Dataset entries:
= = = = = = =

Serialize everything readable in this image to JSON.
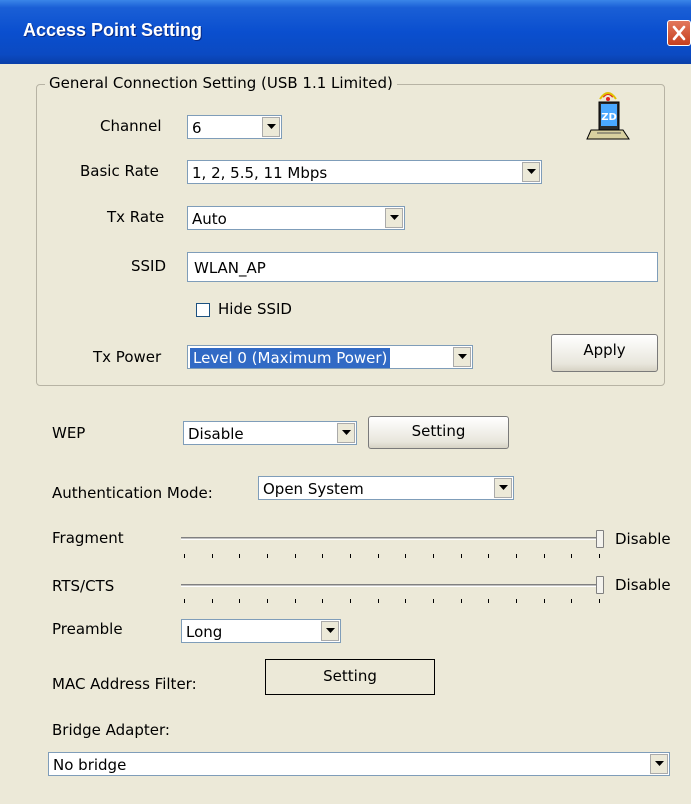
{
  "window": {
    "title": "Access Point Setting"
  },
  "general": {
    "legend": "General Connection Setting (USB 1.1 Limited)",
    "channel": {
      "label": "Channel",
      "value": "6"
    },
    "basic_rate": {
      "label": "Basic Rate",
      "value": "1, 2, 5.5, 11 Mbps"
    },
    "tx_rate": {
      "label": "Tx Rate",
      "value": "Auto"
    },
    "ssid": {
      "label": "SSID",
      "value": "WLAN_AP"
    },
    "hide_ssid": {
      "label": "Hide SSID",
      "checked": false
    },
    "tx_power": {
      "label": "Tx Power",
      "value": "Level 0 (Maximum Power)"
    },
    "apply_label": "Apply",
    "icon": "wireless-router-icon"
  },
  "wep": {
    "label": "WEP",
    "value": "Disable",
    "setting_label": "Setting"
  },
  "auth": {
    "label": "Authentication Mode:",
    "value": "Open System"
  },
  "fragment": {
    "label": "Fragment",
    "value_label": "Disable",
    "position": 1.0
  },
  "rts": {
    "label": "RTS/CTS",
    "value_label": "Disable",
    "position": 1.0
  },
  "preamble": {
    "label": "Preamble",
    "value": "Long"
  },
  "mac_filter": {
    "label": "MAC Address Filter:",
    "setting_label": "Setting"
  },
  "bridge": {
    "label": "Bridge Adapter:",
    "value": "No bridge"
  },
  "colors": {
    "titlebar": "#0a4fcf",
    "selection": "#316ac5",
    "dialog_bg": "#ece9d8"
  }
}
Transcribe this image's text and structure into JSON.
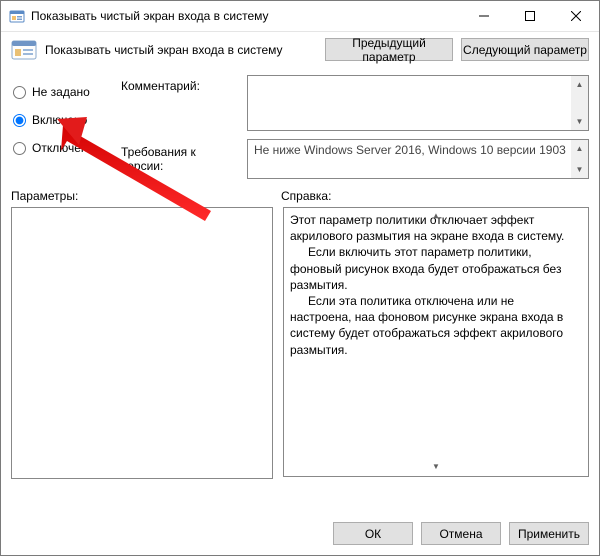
{
  "titlebar": {
    "title": "Показывать чистый экран входа в систему"
  },
  "header": {
    "title": "Показывать чистый экран входа в систему",
    "prev": "Предыдущий параметр",
    "next": "Следующий параметр"
  },
  "radios": {
    "not_configured": "Не задано",
    "enabled": "Включено",
    "disabled": "Отключено",
    "selected": "enabled"
  },
  "labels": {
    "comment": "Комментарий:",
    "requirements": "Требования к версии:",
    "parameters": "Параметры:",
    "help": "Справка:"
  },
  "fields": {
    "comment": "",
    "requirements": "Не ниже Windows Server 2016, Windows 10 версии 1903"
  },
  "help": {
    "p1": "Этот параметр политики отключает эффект акрилового размытия на экране входа в систему.",
    "p2": "Если включить этот параметр политики, фоновый рисунок входа будет отображаться без размытия.",
    "p3": "Если эта политика отключена или не настроена, наа фоновом рисунке экрана входа в систему будет отображаться эффект акрилового размытия."
  },
  "footer": {
    "ok": "ОК",
    "cancel": "Отмена",
    "apply": "Применить"
  }
}
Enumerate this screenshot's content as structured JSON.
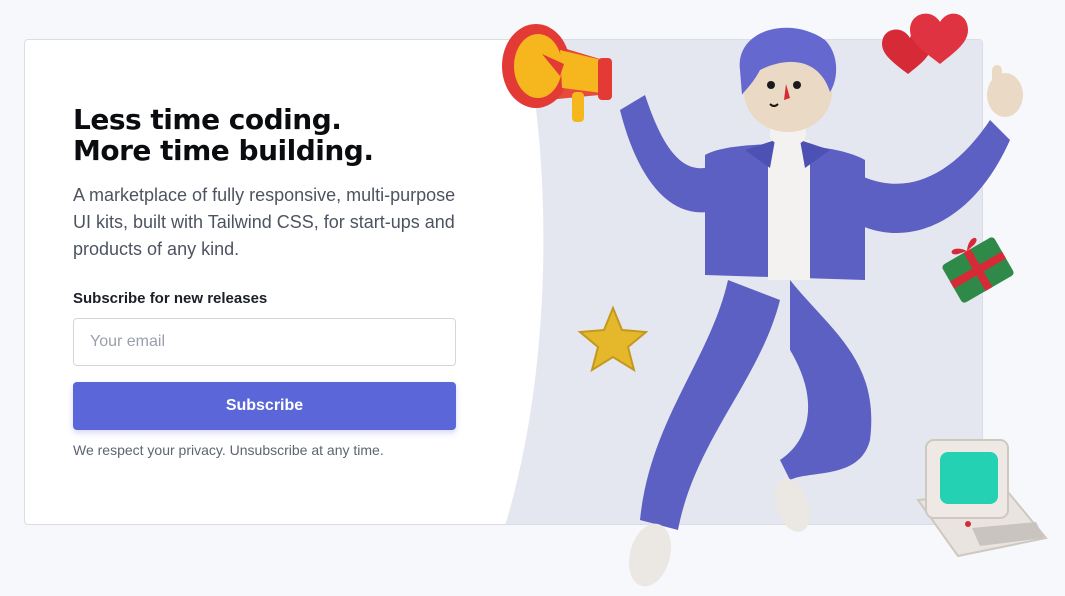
{
  "hero": {
    "headline_line1": "Less time coding.",
    "headline_line2": "More time building.",
    "description": "A marketplace of fully responsive, multi-purpose UI kits, built with Tailwind CSS, for start-ups and products of any kind."
  },
  "subscribe": {
    "label": "Subscribe for new releases",
    "email_placeholder": "Your email",
    "email_value": "",
    "button_label": "Subscribe",
    "privacy_note": "We respect your privacy. Unsubscribe at any time."
  },
  "illustration": {
    "items": [
      "megaphone-icon",
      "hearts-icon",
      "star-icon",
      "gift-icon",
      "computer-icon",
      "jumping-person"
    ]
  },
  "colors": {
    "accent": "#5b67d8",
    "page_background": "#f7f8fb",
    "panel_background": "#e4e7f0",
    "headline": "#0b0c10",
    "body_text": "#4d5461"
  }
}
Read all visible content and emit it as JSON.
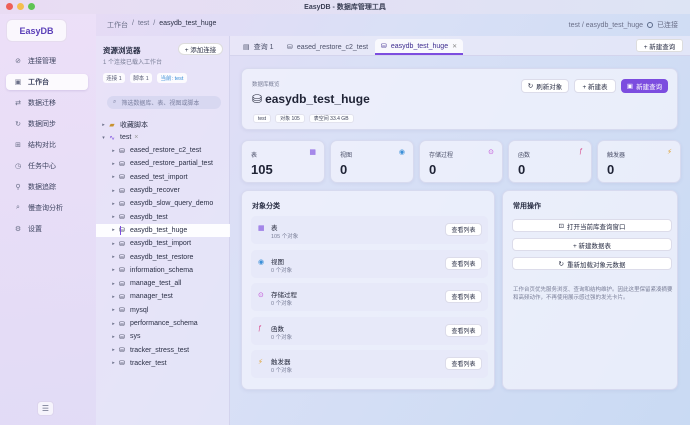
{
  "window": {
    "title": "EasyDB - 数据库管理工具"
  },
  "app": {
    "logo": "EasyDB"
  },
  "nav": {
    "items": [
      {
        "label": "连接管理",
        "icon": "link-icon",
        "glyph": "⊘",
        "active": false
      },
      {
        "label": "工作台",
        "icon": "workbench-icon",
        "glyph": "▣",
        "active": true
      },
      {
        "label": "数据迁移",
        "icon": "migrate-icon",
        "glyph": "⇄",
        "active": false
      },
      {
        "label": "数据同步",
        "icon": "sync-icon",
        "glyph": "↻",
        "active": false
      },
      {
        "label": "结构对比",
        "icon": "compare-icon",
        "glyph": "⊞",
        "active": false
      },
      {
        "label": "任务中心",
        "icon": "task-icon",
        "glyph": "◷",
        "active": false
      },
      {
        "label": "数据追踪",
        "icon": "trace-icon",
        "glyph": "⚲",
        "active": false
      },
      {
        "label": "慢查询分析",
        "icon": "slow-query-icon",
        "glyph": "⌕",
        "active": false
      },
      {
        "label": "设置",
        "icon": "settings-icon",
        "glyph": "⚙",
        "active": false
      }
    ],
    "collapse_icon": "menu-icon"
  },
  "breadcrumb": {
    "part1": "工作台",
    "sep": "/",
    "part2": "test",
    "part3": "easydb_test_huge"
  },
  "status": {
    "path": "test / easydb_test_huge",
    "label": "已连接"
  },
  "explorer": {
    "title": "资源浏览器",
    "subtitle": "1 个连接已载入工作台",
    "add_label": "+ 添加连接",
    "chips": [
      "连接 1",
      "脚本 1",
      "当前: test"
    ],
    "search_placeholder": "筛选数据库、表、视图或脚本",
    "favorites": "收藏脚本",
    "connection": "test",
    "databases": [
      "eased_restore_c2_test",
      "eased_restore_partial_test",
      "eased_test_import",
      "easydb_recover",
      "easydb_slow_query_demo",
      "easydb_test",
      "easydb_test_huge",
      "easydb_test_import",
      "easydb_test_restore",
      "information_schema",
      "manage_test_all",
      "manager_test",
      "mysql",
      "performance_schema",
      "sys",
      "tracker_stress_test",
      "tracker_test"
    ],
    "selected": "easydb_test_huge"
  },
  "tabs": [
    {
      "label": "查询 1",
      "icon": "table-icon",
      "active": false
    },
    {
      "label": "eased_restore_c2_test",
      "icon": "db-icon",
      "active": false
    },
    {
      "label": "easydb_test_huge",
      "icon": "db-icon",
      "active": true
    }
  ],
  "new_query_tab": "+ 新建查询",
  "overview": {
    "label": "数据库概览",
    "title": "easydb_test_huge",
    "tags": [
      "test",
      "对象 105",
      "表空间 33.4 GB"
    ],
    "refresh": "刷新对象",
    "new_table": "+ 新建表",
    "new_query": "新建查询"
  },
  "stats": [
    {
      "label": "表",
      "value": "105",
      "icon": "table-icon",
      "glyph": "▦",
      "color": "#7c4ddf"
    },
    {
      "label": "视图",
      "value": "0",
      "icon": "eye-icon",
      "glyph": "◉",
      "color": "#3a8fd8"
    },
    {
      "label": "存储过程",
      "value": "0",
      "icon": "procedure-icon",
      "glyph": "⊙",
      "color": "#c04fd8"
    },
    {
      "label": "函数",
      "value": "0",
      "icon": "function-icon",
      "glyph": "ƒ",
      "color": "#d84f8f"
    },
    {
      "label": "触发器",
      "value": "0",
      "icon": "bolt-icon",
      "glyph": "⚡",
      "color": "#e0a12f"
    }
  ],
  "categories": {
    "title": "对象分类",
    "view_label": "查看列表",
    "items": [
      {
        "name": "表",
        "count": "105 个对象",
        "icon": "table-icon",
        "glyph": "▦",
        "color": "#7c4ddf"
      },
      {
        "name": "视图",
        "count": "0 个对象",
        "icon": "eye-icon",
        "glyph": "◉",
        "color": "#3a8fd8"
      },
      {
        "name": "存储过程",
        "count": "0 个对象",
        "icon": "procedure-icon",
        "glyph": "⊙",
        "color": "#c04fd8"
      },
      {
        "name": "函数",
        "count": "0 个对象",
        "icon": "function-icon",
        "glyph": "ƒ",
        "color": "#d84f8f"
      },
      {
        "name": "触发器",
        "count": "0 个对象",
        "icon": "bolt-icon",
        "glyph": "⚡",
        "color": "#e0a12f"
      }
    ]
  },
  "quick": {
    "title": "常用操作",
    "actions": [
      "打开当前库查询窗口",
      "+ 新建数据表",
      "重新加载对象元数据"
    ],
    "note": "工作台页优先服务浏览、查询和结构维护。因此这里保留紧凑摘要和高频动作，不再使用展示感过强的发光卡片。"
  }
}
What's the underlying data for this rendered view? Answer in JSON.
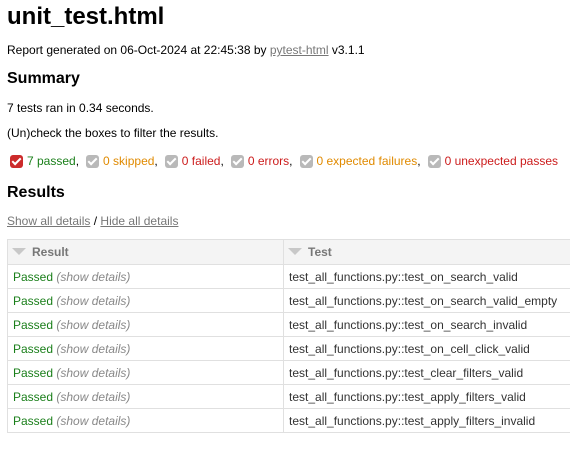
{
  "title": "unit_test.html",
  "generated": {
    "prefix": "Report generated on 06-Oct-2024 at 22:45:38 by ",
    "link": "pytest-html",
    "suffix": " v3.1.1"
  },
  "summary": {
    "heading": "Summary",
    "ran": "7 tests ran in 0.34 seconds.",
    "instructions": "(Un)check the boxes to filter the results."
  },
  "filters": [
    {
      "label": "7 passed",
      "sep": ",",
      "checked": true
    },
    {
      "label": "0 skipped",
      "sep": ",",
      "checked": true
    },
    {
      "label": "0 failed",
      "sep": ",",
      "checked": true
    },
    {
      "label": "0 errors",
      "sep": ",",
      "checked": true
    },
    {
      "label": "0 expected failures",
      "sep": ",",
      "checked": true
    },
    {
      "label": "0 unexpected passes",
      "sep": "",
      "checked": true
    }
  ],
  "results": {
    "heading": "Results",
    "show_all": "Show all details",
    "separator": " / ",
    "hide_all": "Hide all details",
    "columns": [
      "Result",
      "Test"
    ],
    "rows": [
      {
        "result": "Passed",
        "details": "(show details)",
        "test": "test_all_functions.py::test_on_search_valid"
      },
      {
        "result": "Passed",
        "details": "(show details)",
        "test": "test_all_functions.py::test_on_search_valid_empty"
      },
      {
        "result": "Passed",
        "details": "(show details)",
        "test": "test_all_functions.py::test_on_search_invalid"
      },
      {
        "result": "Passed",
        "details": "(show details)",
        "test": "test_all_functions.py::test_on_cell_click_valid"
      },
      {
        "result": "Passed",
        "details": "(show details)",
        "test": "test_all_functions.py::test_clear_filters_valid"
      },
      {
        "result": "Passed",
        "details": "(show details)",
        "test": "test_all_functions.py::test_apply_filters_valid"
      },
      {
        "result": "Passed",
        "details": "(show details)",
        "test": "test_all_functions.py::test_apply_filters_invalid"
      }
    ]
  },
  "colors": {
    "passed": "#1a7f1a",
    "skipped": "#e08a00",
    "failed": "#cc1c1c",
    "checkbox_on": "#cc2b2b",
    "checkbox_off": "#b9b9b9"
  }
}
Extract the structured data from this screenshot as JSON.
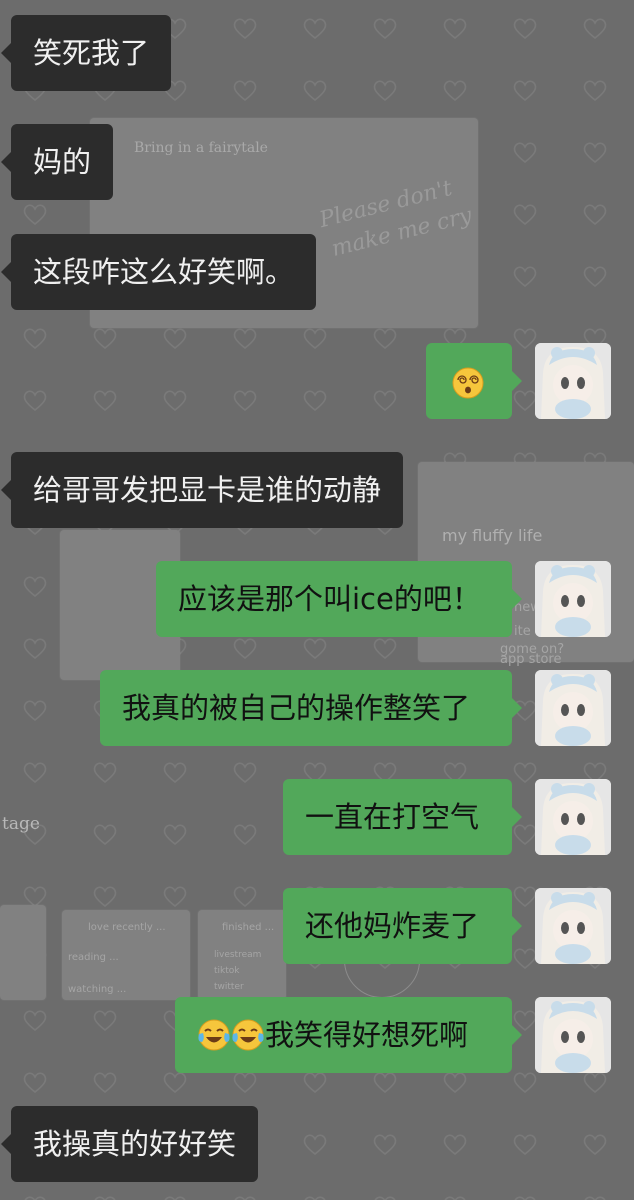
{
  "wallpaper": {
    "card_title": "Bring in a fairytale",
    "card_script_line1": "Please don't",
    "card_script_line2": "make me cry",
    "fluffy_label": "my fluffy life",
    "side_item_1": "new",
    "side_item_2": "ite",
    "side_item_3": "gome on?",
    "side_item_4": "app store",
    "stage_label": "tage",
    "panel_1_title": "love recently ...",
    "panel_2_title": "finished ...",
    "panel_1_line_1": "reading ...",
    "panel_1_line_2": "watching ...",
    "panel_2_line_1": "livestream",
    "panel_2_line_2": "tiktok",
    "panel_2_line_3": "twitter"
  },
  "messages": [
    {
      "side": "left",
      "text": "笑死我了"
    },
    {
      "side": "left",
      "text": "妈的"
    },
    {
      "side": "left",
      "text": "这段咋这么好笑啊。"
    },
    {
      "side": "right",
      "emoji": "dizzy-face",
      "text": ""
    },
    {
      "side": "left",
      "text": "给哥哥发把显卡是谁的动静"
    },
    {
      "side": "right",
      "text": "应该是那个叫ice的吧！"
    },
    {
      "side": "right",
      "text": "我真的被自己的操作整笑了"
    },
    {
      "side": "right",
      "text": "一直在打空气"
    },
    {
      "side": "right",
      "text": "还他妈炸麦了"
    },
    {
      "side": "right",
      "emoji": "tears-of-joy",
      "text": "我笑得好想死啊"
    },
    {
      "side": "left",
      "text": "我操真的好好笑"
    }
  ],
  "colors": {
    "left_bubble": "#2c2c2c",
    "right_bubble": "#52a85a",
    "background": "#6c6c6c"
  }
}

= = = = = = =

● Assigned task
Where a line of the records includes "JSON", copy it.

● Answer box
Serialize everything readable in this image to JSON.
Transcribe this image's text and structure into JSON.
Enumerate this screenshot's content as structured JSON.
Read all visible content and emit it as JSON.
What's the underlying data for this rendered view? Answer in JSON.
Extract the structured data from this screenshot as JSON.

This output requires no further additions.